Interview with Marius Jurgilas, Member of the Board at the Bank of Lithuania
It’s no secret that financial services are undergoing a great technological transformation. We have chosen to play an active role in this process by seeking to become a partner for the financial sector, promoting innovation and sustainable growth. This has been a strategic direction of the Bank of Lithuania for the past 4 years. Most importantly, this direction is also shared by other public institutions.
One of the objectives of our Fintech policy is to strike the right balance between acknowledging and managing potential risks while also enabling financial innovation. As a central bank and supervisory institution, the Bank of Lithuania has found itself in a position to ensure an orderly usage of new technologies in the financial markets. The multiplicity of mandates turned out to be a useful tool for us to see a bigger picture of financial markets globally. It has encouraged discussions outside the rigid organisational silos and facilitated a cultural shift towards combining a strict supervisory view with a partnership approach.
There has been a significant change. In recent years, Lithuania has become the number one jurisdiction for electronic money institutions in the European Union. Other sub-sectors of Fintech, such as P2P lending and crowdfunding, also saw dramatic growth.
These changes facilitated the digitalisation of consumer behaviour. The preference for mobile banking and non-cash payment solutions is already much higher in Lithuania than just a few years ago. Having said this, this change is posing a lot of issues in terms of access to financial services, financial inclusion and risk management. Ensuring sustainable change is a constant balancing act.
It was a privilege to be acknowledged as the forerunners of innovation. In the current age of digital excitement, the Bank of Lithuania has decided to set itself up for digital maturity. First of all, we are making substantial investments upgrading our record-setting CENTROlink payment system, which is heavily used by financial market participants.
We are also about to modernise our data management system, deploying new Regtech solutions, which has provided us with lessons on how to streamline reporting procedures as well as reduce the administrative burden and costs for both supervised entities and the regulator. As a supervisory authority, we will be able to gain insights on potential market risks and share them with financial market participants in a more timely and accurate manner, resulting in more efficient supervisory practices.
Lastly, we are heavily involved in the Eurosystem’s efforts to build digital Euro prototypes in a series of practical experiments. In this endeavour, we are relying on the knowledge we have built during our own DLT experimentation projects in recent years.
When it comes to our success in the Fintech sector, we have had an appealing narrative: policy changes in Lithuania created a more conducive ecosystem for innovative Fintech companies to address their own challenges. Our businesses and consumers need faster, cheaper and more innovative financial services. We also need innovation and high value-added jobs to be created here, in Lithuania. That is exactly what we have managed to achieve, largely in the payments and digital banking sectors.
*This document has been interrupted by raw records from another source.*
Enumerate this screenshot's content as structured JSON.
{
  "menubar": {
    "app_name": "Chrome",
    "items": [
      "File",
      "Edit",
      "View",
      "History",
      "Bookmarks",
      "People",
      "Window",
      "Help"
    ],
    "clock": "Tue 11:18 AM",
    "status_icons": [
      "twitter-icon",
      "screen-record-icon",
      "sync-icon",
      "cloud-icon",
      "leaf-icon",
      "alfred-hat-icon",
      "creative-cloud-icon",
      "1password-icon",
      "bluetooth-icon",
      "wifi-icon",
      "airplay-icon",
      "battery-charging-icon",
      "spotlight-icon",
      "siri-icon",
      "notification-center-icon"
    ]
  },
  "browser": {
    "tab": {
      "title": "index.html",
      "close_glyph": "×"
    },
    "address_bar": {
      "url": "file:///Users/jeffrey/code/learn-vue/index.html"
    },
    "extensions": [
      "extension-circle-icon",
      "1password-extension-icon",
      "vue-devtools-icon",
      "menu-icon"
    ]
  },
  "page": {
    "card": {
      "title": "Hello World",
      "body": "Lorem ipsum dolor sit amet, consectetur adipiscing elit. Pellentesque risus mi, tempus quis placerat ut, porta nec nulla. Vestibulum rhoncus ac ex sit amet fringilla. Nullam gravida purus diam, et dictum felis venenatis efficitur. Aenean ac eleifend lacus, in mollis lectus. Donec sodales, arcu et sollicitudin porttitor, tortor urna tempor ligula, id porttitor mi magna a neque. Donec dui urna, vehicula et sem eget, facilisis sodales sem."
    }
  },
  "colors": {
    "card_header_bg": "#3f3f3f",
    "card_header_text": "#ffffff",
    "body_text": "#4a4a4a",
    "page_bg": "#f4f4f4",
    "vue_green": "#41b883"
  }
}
Now, we can use these results (such as accumulated knowledge and trained staff) as a foundation for further growth in sectors such as Wealthtech, which is especially ripe for growth, given the new European Crowdfunding Regulation and an increased need for investments after the outbreaks of the coronavirus.
Want more info on Lithuania’s Fintech sector? Get the new ‘Fintech Landscape in Lithuania 2020-21’ report: https://investlithuania.com/fintech-report-2020-2021/